UNITED NATIONS (Reuters) - A U.S. attempt to get the United Nations to condemn violence by Palestinian militant group Hamas for the first time failed on Thursday because the draft resolution fell short of votes needed in the General Assembly.
The resolution required two-thirds support and while Assembly resolutions are non-binding, they can carry political weight. The U.S. text received 87 votes in favor, 58 against, 32 abstentions and 16 countries did not vote.
In an earlier procedural move requested by Kuwait, the 193-member body narrowly voted to require two-thirds support and not a simple majority for adoption of the draft resolution.
Outgoing U.S. Ambassador to the United Nations Nikki Haley had written to member states on Monday to urge them to vote for the U.S.-drafted text, warning them: “The United States takes the outcome of this vote very seriously.”
Haley, who will step down at the end of the year, has been a staunch defender of Israel.
“Before the General Assembly can credibly advocate compromise and reconciliation between the Palestinians and Israel, it must on record, unambiguously and unconditionally, condemn Hamas terrorism,” Haley told the body before the vote.
The United States is working on a long-awaited plan to broker peace between Israel and the Palestinians, but the Palestinians are skeptical and have accused the Trump administration of siding with Israel on core issues.

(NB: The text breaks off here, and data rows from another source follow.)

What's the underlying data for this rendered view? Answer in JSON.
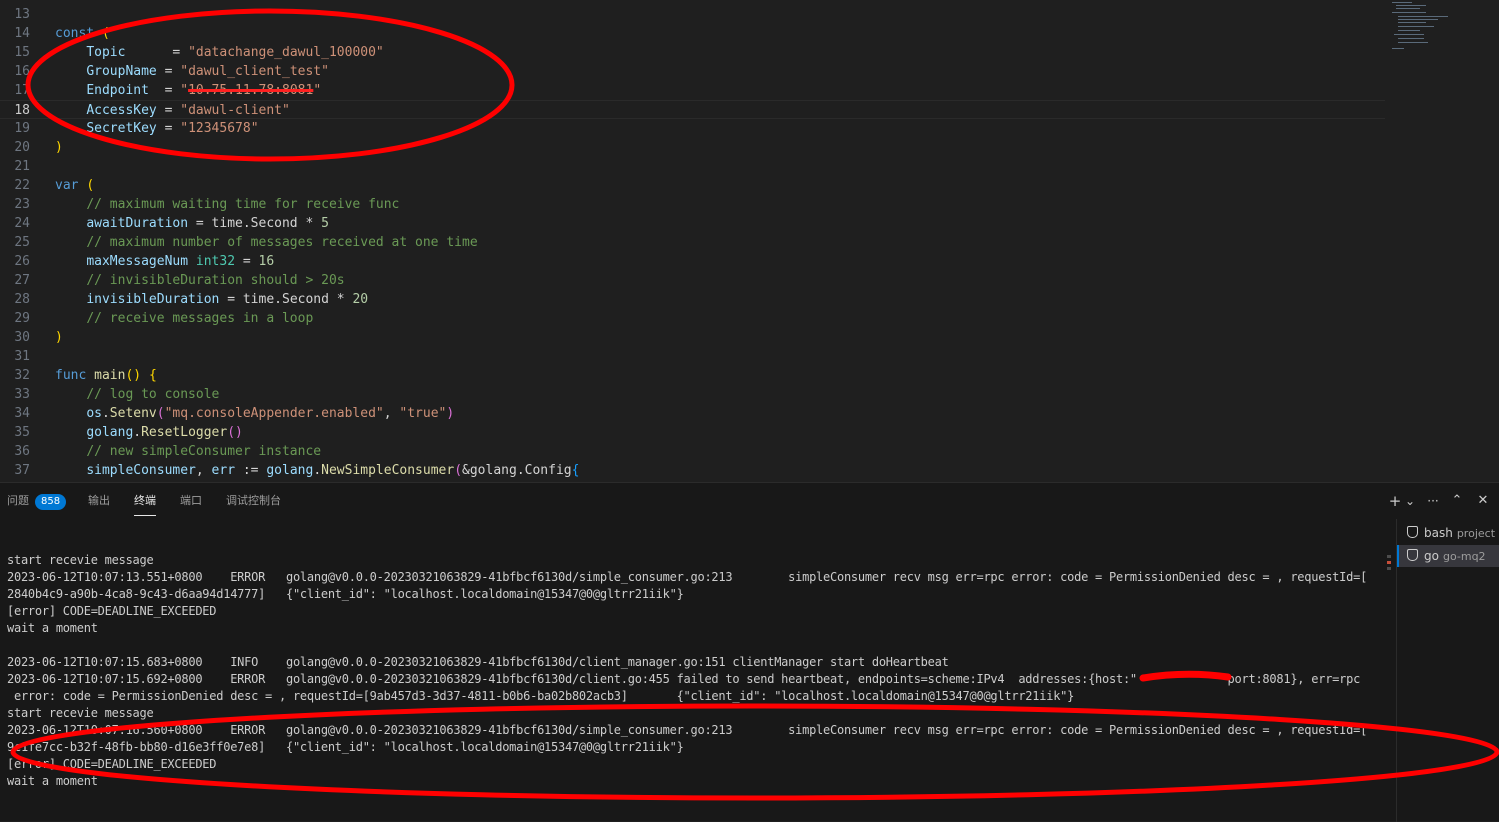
{
  "editor": {
    "lines": [
      {
        "n": "13",
        "cur": false,
        "tokens": []
      },
      {
        "n": "14",
        "cur": false,
        "tokens": [
          {
            "t": "const",
            "c": "kw"
          },
          {
            "t": " ",
            "c": "op"
          },
          {
            "t": "(",
            "c": "br1"
          }
        ]
      },
      {
        "n": "15",
        "cur": false,
        "tokens": [
          {
            "t": "    ",
            "c": "op"
          },
          {
            "t": "Topic",
            "c": "id"
          },
          {
            "t": "      = ",
            "c": "op"
          },
          {
            "t": "\"datachange_dawul_100000\"",
            "c": "str"
          }
        ]
      },
      {
        "n": "16",
        "cur": false,
        "tokens": [
          {
            "t": "    ",
            "c": "op"
          },
          {
            "t": "GroupName",
            "c": "id"
          },
          {
            "t": " = ",
            "c": "op"
          },
          {
            "t": "\"dawul_client_test\"",
            "c": "str"
          }
        ]
      },
      {
        "n": "17",
        "cur": false,
        "tokens": [
          {
            "t": "    ",
            "c": "op"
          },
          {
            "t": "Endpoint",
            "c": "id"
          },
          {
            "t": "  = ",
            "c": "op"
          },
          {
            "t": "\"",
            "c": "str"
          },
          {
            "t": "10.75.11.78:8081",
            "c": "str redacted"
          },
          {
            "t": "\"",
            "c": "str"
          }
        ]
      },
      {
        "n": "18",
        "cur": true,
        "tokens": [
          {
            "t": "    ",
            "c": "op"
          },
          {
            "t": "AccessKey",
            "c": "id"
          },
          {
            "t": " = ",
            "c": "op"
          },
          {
            "t": "\"dawul-client\"",
            "c": "str"
          }
        ]
      },
      {
        "n": "19",
        "cur": false,
        "tokens": [
          {
            "t": "    ",
            "c": "op"
          },
          {
            "t": "SecretKey",
            "c": "id"
          },
          {
            "t": " = ",
            "c": "op"
          },
          {
            "t": "\"12345678\"",
            "c": "str"
          }
        ]
      },
      {
        "n": "20",
        "cur": false,
        "tokens": [
          {
            "t": ")",
            "c": "br1"
          }
        ]
      },
      {
        "n": "21",
        "cur": false,
        "tokens": []
      },
      {
        "n": "22",
        "cur": false,
        "tokens": [
          {
            "t": "var",
            "c": "kw"
          },
          {
            "t": " ",
            "c": "op"
          },
          {
            "t": "(",
            "c": "br1"
          }
        ]
      },
      {
        "n": "23",
        "cur": false,
        "tokens": [
          {
            "t": "    ",
            "c": "op"
          },
          {
            "t": "// maximum waiting time for receive func",
            "c": "cm"
          }
        ]
      },
      {
        "n": "24",
        "cur": false,
        "tokens": [
          {
            "t": "    ",
            "c": "op"
          },
          {
            "t": "awaitDuration",
            "c": "id"
          },
          {
            "t": " = time.Second * ",
            "c": "op"
          },
          {
            "t": "5",
            "c": "num"
          }
        ]
      },
      {
        "n": "25",
        "cur": false,
        "tokens": [
          {
            "t": "    ",
            "c": "op"
          },
          {
            "t": "// maximum number of messages received at one time",
            "c": "cm"
          }
        ]
      },
      {
        "n": "26",
        "cur": false,
        "tokens": [
          {
            "t": "    ",
            "c": "op"
          },
          {
            "t": "maxMessageNum",
            "c": "id"
          },
          {
            "t": " ",
            "c": "op"
          },
          {
            "t": "int32",
            "c": "ty"
          },
          {
            "t": " = ",
            "c": "op"
          },
          {
            "t": "16",
            "c": "num"
          }
        ]
      },
      {
        "n": "27",
        "cur": false,
        "tokens": [
          {
            "t": "    ",
            "c": "op"
          },
          {
            "t": "// invisibleDuration should > 20s",
            "c": "cm"
          }
        ]
      },
      {
        "n": "28",
        "cur": false,
        "tokens": [
          {
            "t": "    ",
            "c": "op"
          },
          {
            "t": "invisibleDuration",
            "c": "id"
          },
          {
            "t": " = time.Second * ",
            "c": "op"
          },
          {
            "t": "20",
            "c": "num"
          }
        ]
      },
      {
        "n": "29",
        "cur": false,
        "tokens": [
          {
            "t": "    ",
            "c": "op"
          },
          {
            "t": "// receive messages in a loop",
            "c": "cm"
          }
        ]
      },
      {
        "n": "30",
        "cur": false,
        "tokens": [
          {
            "t": ")",
            "c": "br1"
          }
        ]
      },
      {
        "n": "31",
        "cur": false,
        "tokens": []
      },
      {
        "n": "32",
        "cur": false,
        "tokens": [
          {
            "t": "func",
            "c": "kw"
          },
          {
            "t": " ",
            "c": "op"
          },
          {
            "t": "main",
            "c": "fn"
          },
          {
            "t": "()",
            "c": "br1"
          },
          {
            "t": " ",
            "c": "op"
          },
          {
            "t": "{",
            "c": "br1"
          }
        ]
      },
      {
        "n": "33",
        "cur": false,
        "tokens": [
          {
            "t": "    ",
            "c": "op"
          },
          {
            "t": "// log to console",
            "c": "cm"
          }
        ]
      },
      {
        "n": "34",
        "cur": false,
        "tokens": [
          {
            "t": "    ",
            "c": "op"
          },
          {
            "t": "os",
            "c": "id"
          },
          {
            "t": ".",
            "c": "op"
          },
          {
            "t": "Setenv",
            "c": "fn"
          },
          {
            "t": "(",
            "c": "br2"
          },
          {
            "t": "\"mq.consoleAppender.enabled\"",
            "c": "str"
          },
          {
            "t": ", ",
            "c": "op"
          },
          {
            "t": "\"true\"",
            "c": "str"
          },
          {
            "t": ")",
            "c": "br2"
          }
        ]
      },
      {
        "n": "35",
        "cur": false,
        "tokens": [
          {
            "t": "    ",
            "c": "op"
          },
          {
            "t": "golang",
            "c": "id"
          },
          {
            "t": ".",
            "c": "op"
          },
          {
            "t": "ResetLogger",
            "c": "fn"
          },
          {
            "t": "()",
            "c": "br2"
          }
        ]
      },
      {
        "n": "36",
        "cur": false,
        "tokens": [
          {
            "t": "    ",
            "c": "op"
          },
          {
            "t": "// new simpleConsumer instance",
            "c": "cm"
          }
        ]
      },
      {
        "n": "37",
        "cur": false,
        "tokens": [
          {
            "t": "    ",
            "c": "op"
          },
          {
            "t": "simpleConsumer",
            "c": "id"
          },
          {
            "t": ", ",
            "c": "op"
          },
          {
            "t": "err",
            "c": "id"
          },
          {
            "t": " := ",
            "c": "op"
          },
          {
            "t": "golang",
            "c": "id"
          },
          {
            "t": ".",
            "c": "op"
          },
          {
            "t": "NewSimpleConsumer",
            "c": "fn"
          },
          {
            "t": "(",
            "c": "br2"
          },
          {
            "t": "&golang.Config",
            "c": "op"
          },
          {
            "t": "{",
            "c": "br3"
          }
        ]
      }
    ]
  },
  "panel": {
    "tabs": [
      {
        "key": "problems",
        "label": "问题",
        "badge": "858",
        "active": false
      },
      {
        "key": "output",
        "label": "输出",
        "badge": "",
        "active": false
      },
      {
        "key": "terminal",
        "label": "终端",
        "badge": "",
        "active": true
      },
      {
        "key": "ports",
        "label": "端口",
        "badge": "",
        "active": false
      },
      {
        "key": "debug-console",
        "label": "调试控制台",
        "badge": "",
        "active": false
      }
    ],
    "actions": {
      "add": "+",
      "dropdown": "⌄",
      "more": "···",
      "maximize": "⌃",
      "close": "✕"
    }
  },
  "terminal": {
    "lines": [
      "start recevie message",
      "2023-06-12T10:07:13.551+0800    ERROR   golang@v0.0.0-20230321063829-41bfbcf6130d/simple_consumer.go:213        simpleConsumer recv msg err=rpc error: code = PermissionDenied desc = , requestId=[",
      "2840b4c9-a90b-4ca8-9c43-d6aa94d14777]   {\"client_id\": \"localhost.localdomain@15347@0@gltrr21iik\"}",
      "[error] CODE=DEADLINE_EXCEEDED",
      "wait a moment",
      "",
      "2023-06-12T10:07:15.683+0800    INFO    golang@v0.0.0-20230321063829-41bfbcf6130d/client_manager.go:151 clientManager start doHeartbeat",
      "2023-06-12T10:07:15.692+0800    ERROR   golang@v0.0.0-20230321063829-41bfbcf6130d/client.go:455 failed to send heartbeat, endpoints=scheme:IPv4  addresses:{host:\"          \"  port:8081}, err=rpc",
      " error: code = PermissionDenied desc = , requestId=[9ab457d3-3d37-4811-b0b6-ba02b802acb3]       {\"client_id\": \"localhost.localdomain@15347@0@gltrr21iik\"}",
      "start recevie message",
      "2023-06-12T10:07:16.560+0800    ERROR   golang@v0.0.0-20230321063829-41bfbcf6130d/simple_consumer.go:213        simpleConsumer recv msg err=rpc error: code = PermissionDenied desc = , requestId=[",
      "9c1fe7cc-b32f-48fb-bb80-d16e3ff0e7e8]   {\"client_id\": \"localhost.localdomain@15347@0@gltrr21iik\"}",
      "[error] CODE=DEADLINE_EXCEEDED",
      "wait a moment"
    ]
  },
  "terminal_list": [
    {
      "name": "bash",
      "sub": "project",
      "selected": false
    },
    {
      "name": "go",
      "sub": "go-mq2",
      "selected": true
    }
  ],
  "colors": {
    "annotation": "#ff0000",
    "badge": "#0078d4"
  }
}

Hamas official Sami Abu Zuhri told Reuters that “rejecting the American drafted resolution against the resistance represents a blow to the American administration and reaffirms the legitimacy of the resistance.”
Israel’s U.N. Ambassador Danny Danon said the countries that rejected the draft resolution should be ashamed. Israeli Prime Minister Benjamin Netanyahu commended those that voted in favor.
Israel captured Gaza in the 1967 Middle East war but withdrew in 2005, while holding onto most of the separate West Bank, where Palestinians have limited self-rule.
For more than a decade Gaza has been controlled by Hamas under an Israeli-Egyptian blockade. The economy has collapsed, creating what the World Bank describes as a humanitarian crisis with shortages of water, electricity and medicine.
Israel says it has no choice but to enforce its blockade to defend itself against Hamas, which calls for Israel’s destruction and has used Gaza as a base for missile attacks.
Iran’s Deputy U.N. Ambassador Eshagh Al Habib accused the United States of trying to deflect the attention of the world from the root causes of the conflict and said “we recognize Hamas as a legitimate resistance movement fighting for the liberation of Palestinian territory from foreign occupation.”
Reporting by Michelle Nichols; additional reporting by Ali Sawafta in Ramallah, Nidal al-Mughrabi in Gaza and Ori Lewis in Jerusalem; editing by Grant McCool